Visual Web Developer provides you with a variety of ways to test Web pages as you are developing them. You have the following choices:
Run the Web site with debugging This option runs the Web site in the browser and allows you to perform ordinary debugging tasks such as stepping through code and stopping at breakpoints.
Run the Web site without debugging This option runs the Web site in the browser without using the debugger. It approximates the experience that the user will have.
View individual pages in a browser This option runs a selected page in the browser. Debugging breakpoints are not in effect even if debugging is enabled.

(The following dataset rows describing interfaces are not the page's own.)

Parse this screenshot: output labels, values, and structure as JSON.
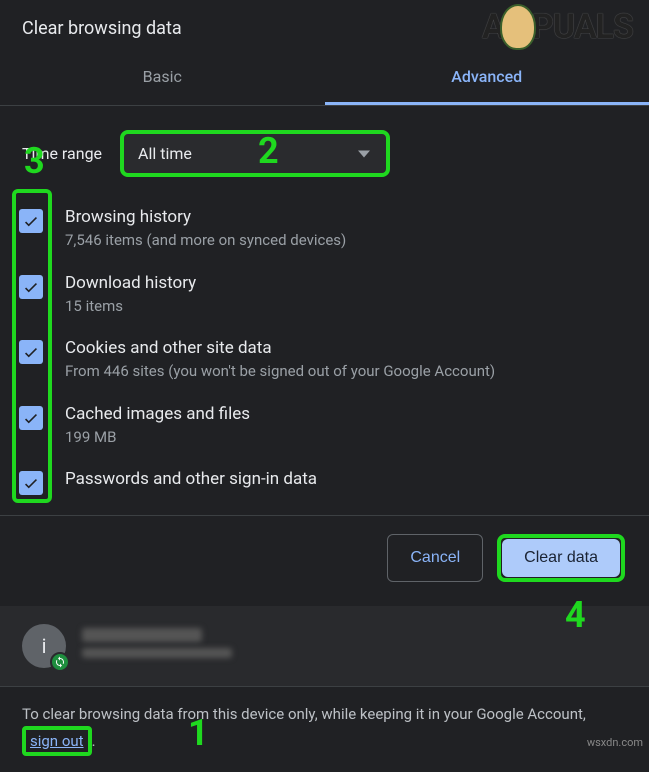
{
  "dialog": {
    "title": "Clear browsing data"
  },
  "tabs": {
    "basic": "Basic",
    "advanced": "Advanced"
  },
  "range": {
    "label": "Time range",
    "value": "All time"
  },
  "options": [
    {
      "title": "Browsing history",
      "sub": "7,546 items (and more on synced devices)"
    },
    {
      "title": "Download history",
      "sub": "15 items"
    },
    {
      "title": "Cookies and other site data",
      "sub": "From 446 sites (you won't be signed out of your Google Account)"
    },
    {
      "title": "Cached images and files",
      "sub": "199 MB"
    },
    {
      "title": "Passwords and other sign-in data",
      "sub": ""
    }
  ],
  "actions": {
    "cancel": "Cancel",
    "clear": "Clear data"
  },
  "account": {
    "initial": "i"
  },
  "footer": {
    "pre": "To clear browsing data from this device only, while keeping it in your Google Account, ",
    "link": "sign out",
    "post": "."
  },
  "annotations": {
    "n1": "1",
    "n2": "2",
    "n3": "3",
    "n4": "4"
  },
  "watermark": "wsxdn.com",
  "logo": {
    "left": "A",
    "right": "PUALS"
  }
}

By default, Visual Studio 2005 uses Internet Explorer 6 to test pages in all of the above situations. If you want to test pages using a different browser, you can right-click the page in Solution Explorer and then click Browse With. A dialog box opens where you can select a browser from the Browsers list, add new browsers to the list, and set the one you select as the default browser. The default browser will then be used when you choose to run the Web site with or without debugging, or to view an individual file in the browser.
By default, Visual Web Developer builds the Web site when you run a page. This helps you find compile-time errors before the page is displayed in the browser. You can set options to specify whether you want to build the entire site, the current page, or not build at all.
By default, when you run a Web site, Visual Web Developer runs the page that is currently open. However, in some cases you might always want to start your Web site with a specific page. For example, your Web site might have a home page where users make a selection that is required for other pages in the site. In this case, you can configure your Web site to first display the home page when you test so that you begin at the correct point in the application. Setting a start page also allows you to specify what Visual Web Developer should do if you run a non-executable page such as Web.config.
To specify a start page, right-click the page in Solution Explorer and then click Set As Start Page.
Setting a start page in Visual Web Developer affects only your testing. It does not set the start page for the Web site when it is published. To specify a default page for your Web site, use Internet Information Services (IIS) Manager to enable a default document in a Web site or virtual directory, and then select the page that you want. For more information, see the topic "Setting Up Default Documents" in the IIS Operations Guide.
When you run a page, Visual Web Developer launches the Web server, launches the browser, and loads the specified page into the browser. In effect, Visual Web Developer passes the URL of the current page to the Web server and runs the page as if it had been requested using that URL.
The Web server that is used to run the page depends on the type of Web site you are working with:
For File system Web sites, Visual Web Developer launches its own Web server and runs the page locally. However, you can also specify a start URL that indicates the URL to use when testing a Web page. This is useful if the file system Web site is on another computer — for example, if you are accessing the site using a mapped drive — and you want to test the page using IIS on the other computer. For more information about the ASP.NET Development Server, see Web Servers in Visual Studio for ASP.NET Web Projects.
For local IIS and remote IIS sites, Visual Web Developer runs the page in the corresponding instance of IIS. For example, for a local IIS site, the page runs in your local copy of IIS. For more information, see Web Servers in Visual Studio for ASP.NET Web Projects.
For FTP-deployed Web sites, Visual Web Developer runs the page using the start URL that you provide as part of the FTP Web site properties. If you have not provided one, Visual Web Developer prompts you for the start URL when it is required. For more information, see FTP-Deployed Web Site Projects.
In the case of a remote Web site or an FTP site, the remote computer must be running the .NET Framework version 2.0, because the page is running in the context of the remote server.
Running your page with the debugger enables you to perform ordinary debugging tasks, such as stepping through code and stopping at breakpoints. For more information, see ASP.NET Debugging Overview.
Running with the debugger requires the following:
The page or Web site must be configured to enable debugging, which causes the page to be compiled with extra information (debugging symbols) that the debugger requires. Visual Web Developer checks to see if debugging is enabled, and if not, it sets the compilation options in the local Web.config file to include debugging, creating the Web.config file if necessary.
The Web server must be configured with adequate permissions to allow the current user account to debug. If you are debugging a page running under IIS 6.0, you must be an administrator on the computer. If that is not practical, you can use the ASP.NET Development Server to debug applications without special permissions. For details, see Web Servers in Visual Studio for ASP.NET Web Projects and How to: Specify the Web Server for Web Projects in Visual Studio.
If these conditions cannot be met, you can run the page in Visual Web Developer without enabling debugging.
You should configure your pages or Web site to run without debugging before you deploy the site to a production server. Debugging options add overhead to the page and can affect server performance.